Sunday, December 18, 2011

Remembering Shirley Miller

Remarks given at memorial service, 12/17/11.

Frank Sinatra had nothing on Shirley Miller. More than a mantra, “My Way,” was likely Shirley’s theme song. It practically played on loud speakers in any room she walked into.

Shirley was my grandmother. She decided when I was born that she didn’t want to be called “grandma” or “granny,” or anything of the sort. She decided to let me try to say her name and go with whatever that effort produced. “Shuey” was what came out and it is how she has been known by our family ever since.

Shuey was fiercely independent, yet never drove. In fact, never even got a driver’s license. But it never slowed her down. She could always get where she wanted to go. If her late husband Bob Miller’s autobiography had a sub-title, it might be “Driving Miss Shirley.” But he never minded. He always seemed to be having a good time and you could find him reading a newspaper with a cup of coffee at about any antique or gem show.

If you ever rode in a car with Shuey around Easton, or Towson, or Baltimore, you know that she could, and did, turn every building, or home, or store into a personal landmark. “Where Dr. Detrich’s office is, that’s the house we grew up in.” “That’s the house where Cousin Nellie lived.” That’s where mother moved.” “That’s where we got Berger’s cakes…” She was a walking oral history of a place, which was put to good use when she worked with curators, archivists and volunteers with historic photographs at the Historical Society of Talbot County.

Shuey was resourceful. She collected, as she liked to say, “anything there is more than two of.” Dolls, jewelry, Christmas tree pins, Cameos, books—we’d be here a while if I tried to list everything. When she found something at an antique show, she would figure out how to get it. She might trade for it. She might go down to the basement of their Towson house and make slipcovers or curtains to make extra money.

Shuey was not one for sitting around, there were too many things she wanted to do. At Londonderry, she planned trips and social events, helped with movie nights.
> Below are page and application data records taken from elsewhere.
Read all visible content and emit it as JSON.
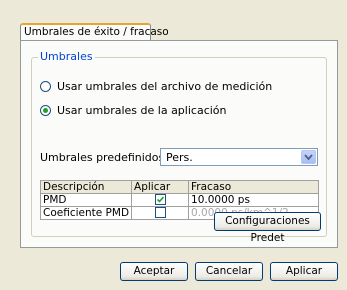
{
  "tab": {
    "label": "Umbrales de éxito / fracaso"
  },
  "group": {
    "title": "Umbrales",
    "radio_file": "Usar umbrales del archivo de medición",
    "radio_app": "Usar umbrales de la aplicación",
    "selected": "radio_app"
  },
  "presets": {
    "label": "Umbrales predefinidos:",
    "value": "Pers."
  },
  "table": {
    "headers": [
      "Descripción",
      "Aplicar",
      "Fracaso"
    ],
    "rows": [
      {
        "description": "PMD",
        "apply": true,
        "failure": "10.0000 ps"
      },
      {
        "description": "Coeficiente PMD",
        "apply": false,
        "failure": "0.0000 ps/km^1/2"
      }
    ]
  },
  "buttons": {
    "preset_config": "Configuraciones Predet",
    "accept": "Aceptar",
    "cancel": "Cancelar",
    "apply": "Aplicar"
  },
  "colors": {
    "accent_tab": "#e8a430",
    "group_title": "#0046d5",
    "radio_dot": "#21a121"
  }
}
She was big on movies. I love the story she would tell about her mother, who went to just about every movie they showed at the Avalon Theatre. She figured out which seat was the very center seat in the theater. And that’s where she sat. If someone was in her seat, she asked them to move. You can see where Shuey got parts of her personality.

Because of her tenacious collecting and shopping personality, around Christmas time, she was the secret weapon. She was given a list of whatever the must-have hot gift was for my sister or me. And she was there when Toys ‘R Us opened, throwing elbows and acquiring the gift, by all means necessary. I think she got them all.

Christmas time has always made me think of Bob and Shirley. They were really the best part of the holiday. On Christmas Eve, they drove to Oxford from Towson. We waited to see them turn the corner onto our street. We helped them unload the car of presents and suitcases. We had dinner and they were there the next morning when we woke up—Shuey with her tea and Pop with his coffee. This time of year will always make me think of them.

This past Sunday, I went over to her house. She wasn't doing well. Wanted company. We watched the Ravens game and they happened to be playing the Colts. Shirley and Bob were big Baltimore Colts fans and they attended almost every Colts home game together. She could tell you all about the old Colts and this past Sunday was talking about Art Donovan.

I asked her if she ever, after all those years of cheering for the Colts, ever thought she'd be pulling for Baltimore to beat the Colts. She said, "Yep. As soon as they left town."

That's a statement that encapsulates Shuey well. She didn’t dwell on things. She moved on to what was next. She let you know what she thought and didn’t add any words or soften a sentiment that she meant to be hard. I will always love, and learn from, her directness. She’d probably tell me I’ve already said too much.

On Monday night I watched a documentary about the writer/philosopher Walker Percy. He is the kind of writer she and I would have talked about—she would bring me book reviews cut out of the Baltimore Sun. Percy’s first novel was called “The Moviegoer,” which instantly made me think of Shuey and her mom. She stayed in my head and thoughts for the rest of the film, very clearly. It was later that night that she died.

I’ve since picked up the book and been reading it, thinking of her. There is this idea in “The Moviegoer,” which says we all have a search, that is the thing that “anyone would undertake if he were not sunk in the everydayness of his own life.”

My sense of Shuey is that she was never sunk in the everydayness of life. She lived, daily, on her own terms. She did and said the things that she wanted to do and say. She spent time with the people she loved and enjoyed. And she truly lived the life that she set out to live.

Tomorrow is her husband’s birthday. While I am sad that we don’t get to spend Christmas with Shuey, I am happy to think that she gets to spend it with Pop. I will always picture them together. Probably reading the Sun, drinking coffee and tea, wearing festive sweaters. I like to picture them in their house in Towson, where they spent 62 years. It was the first house I knew with a green house. I’m pretty sure she’s got one now, too.


The Velveteen said...

that's really, really nice Mike. Touching tribute to an obviously awesome woman.

Michael Valliant said...

Thanks, VT! She was indeed.